[Start of section]

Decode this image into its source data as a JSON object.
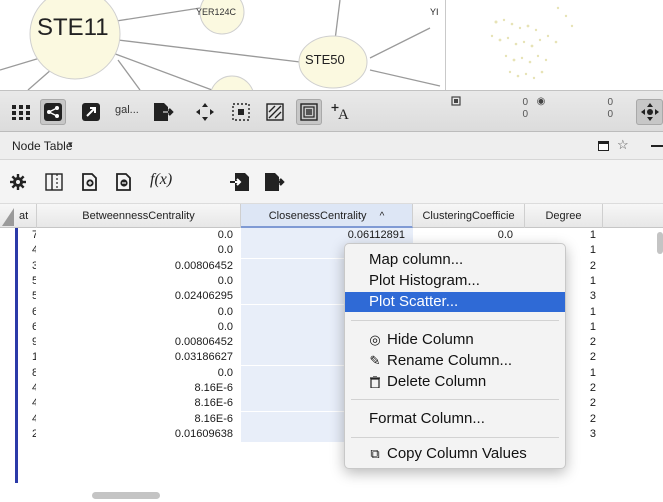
{
  "network": {
    "nodes": [
      "STE11",
      "YER124C",
      "STE50",
      "YI"
    ]
  },
  "toolbar": {
    "style_label": "gal...",
    "selected_nodes": "0",
    "selected_nodes_total": "0",
    "hidden_nodes": "0",
    "hidden_nodes_total": "0",
    "selected_edges": "0",
    "selected_edges_total": "0"
  },
  "panel": {
    "title": "Node Table",
    "caret": "▾",
    "function_label": "f(x)"
  },
  "table": {
    "columns": [
      "at",
      "BetweennessCentrality",
      "ClosenessCentrality",
      "ClusteringCoefficie",
      "Degree"
    ],
    "sort_indicator": "^",
    "rows": [
      [
        "7",
        "0.0",
        "0.06112891",
        "0.0",
        "1"
      ],
      [
        "4",
        "0.0",
        "0.",
        "0.0",
        "1"
      ],
      [
        "3",
        "0.00806452",
        "0.",
        "0.0",
        "2"
      ],
      [
        "5",
        "0.0",
        "0.",
        "",
        "1"
      ],
      [
        "5",
        "0.02406295",
        "0.",
        "",
        "3"
      ],
      [
        "6",
        "0.0",
        "0.",
        "0.0",
        "1"
      ],
      [
        "6",
        "0.0",
        "0.",
        "0.0",
        "1"
      ],
      [
        "9",
        "0.00806452",
        "0.",
        "0.0",
        "2"
      ],
      [
        "1",
        "0.03186627",
        "",
        "",
        "2"
      ],
      [
        "8",
        "0.0",
        "0.",
        "0.0",
        "1"
      ],
      [
        "4",
        "8.16E-6",
        "",
        "0.0",
        "2"
      ],
      [
        "4",
        "8.16E-6",
        "",
        "0.0",
        "2"
      ],
      [
        "4",
        "8.16E-6",
        "",
        "0.0",
        "2"
      ],
      [
        "2",
        "0.01609638",
        "0.07642527",
        "0.0",
        "3"
      ]
    ]
  },
  "context_menu": {
    "items": [
      {
        "label": "Map column...",
        "icon": ""
      },
      {
        "label": "Plot Histogram...",
        "icon": ""
      },
      {
        "label": "Plot Scatter...",
        "icon": "",
        "highlighted": true
      },
      {
        "label": "Hide Column",
        "icon": "eye-slash-icon"
      },
      {
        "label": "Rename Column...",
        "icon": "pencil-icon"
      },
      {
        "label": "Delete Column",
        "icon": "trash-icon"
      },
      {
        "label": "Format Column...",
        "icon": ""
      },
      {
        "label": "Copy Column Values",
        "icon": "copy-icon"
      }
    ]
  },
  "colors": {
    "menu_highlight": "#2f6ad6",
    "sorted_column": "#e8eef9",
    "row_marker": "#2b3aa8",
    "node_fill": "#fbf9e0"
  }
}
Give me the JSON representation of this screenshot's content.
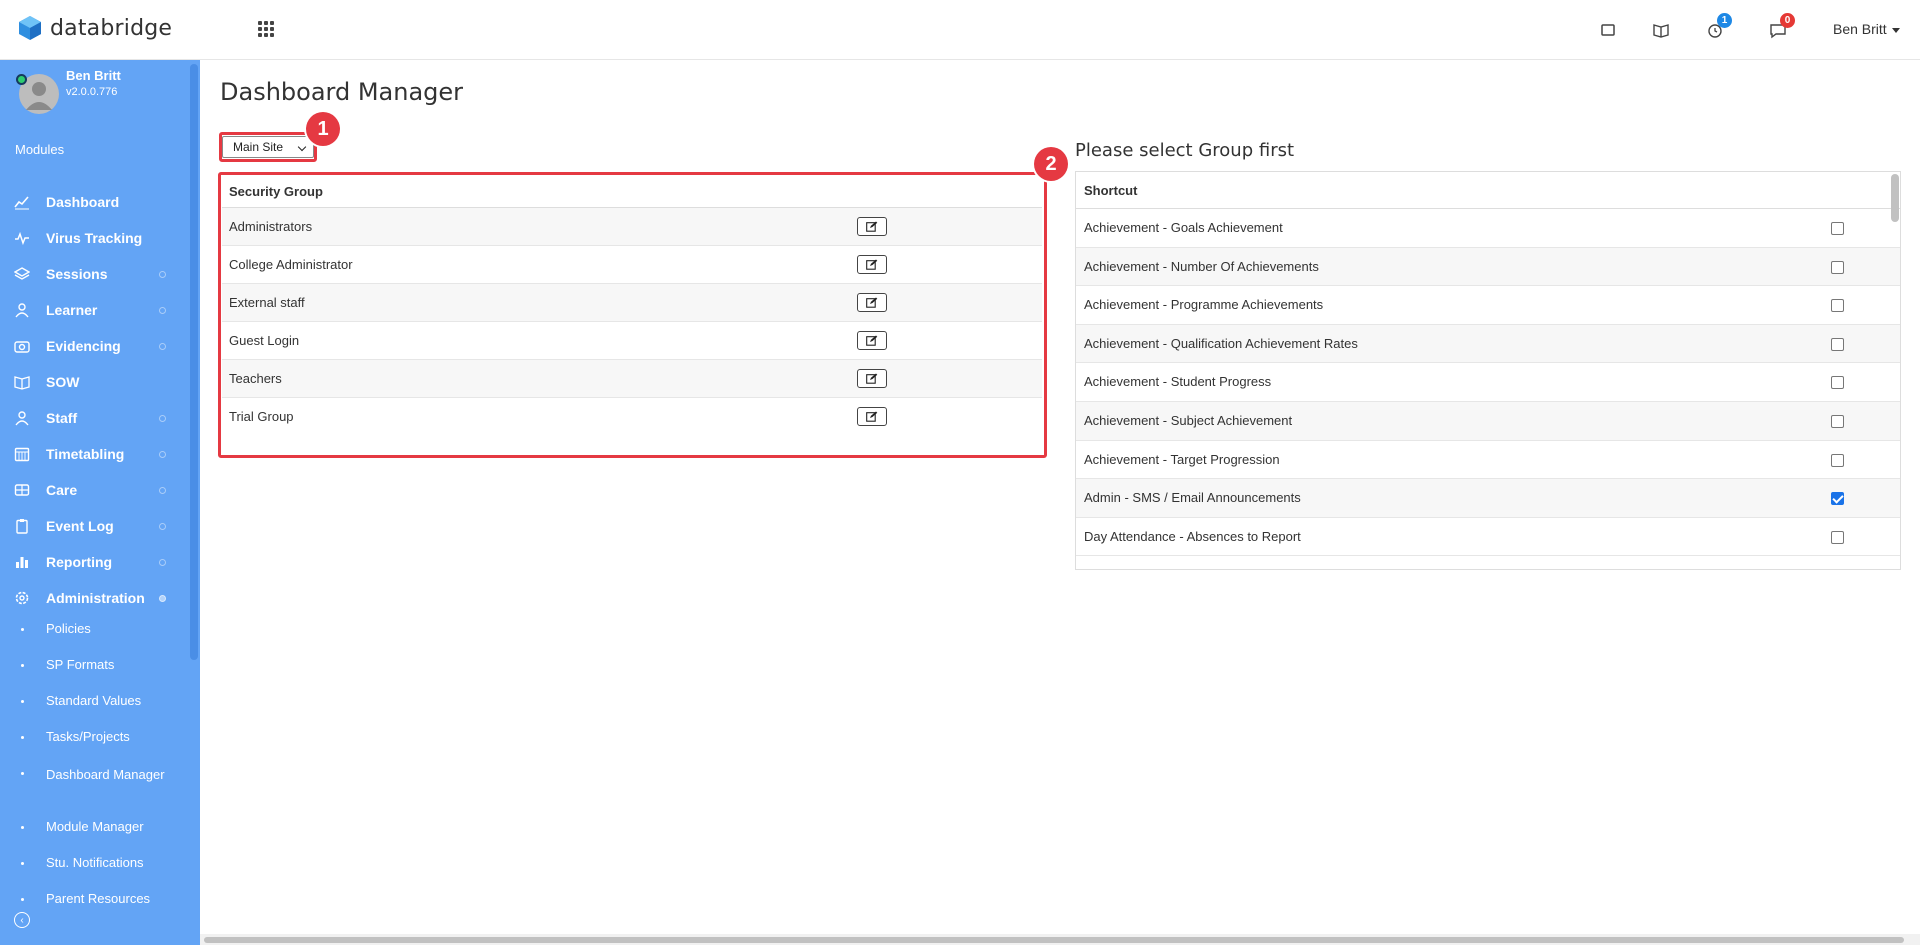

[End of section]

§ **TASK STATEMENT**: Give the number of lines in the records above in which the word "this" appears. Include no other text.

§ **TASK OUTPUT**: 2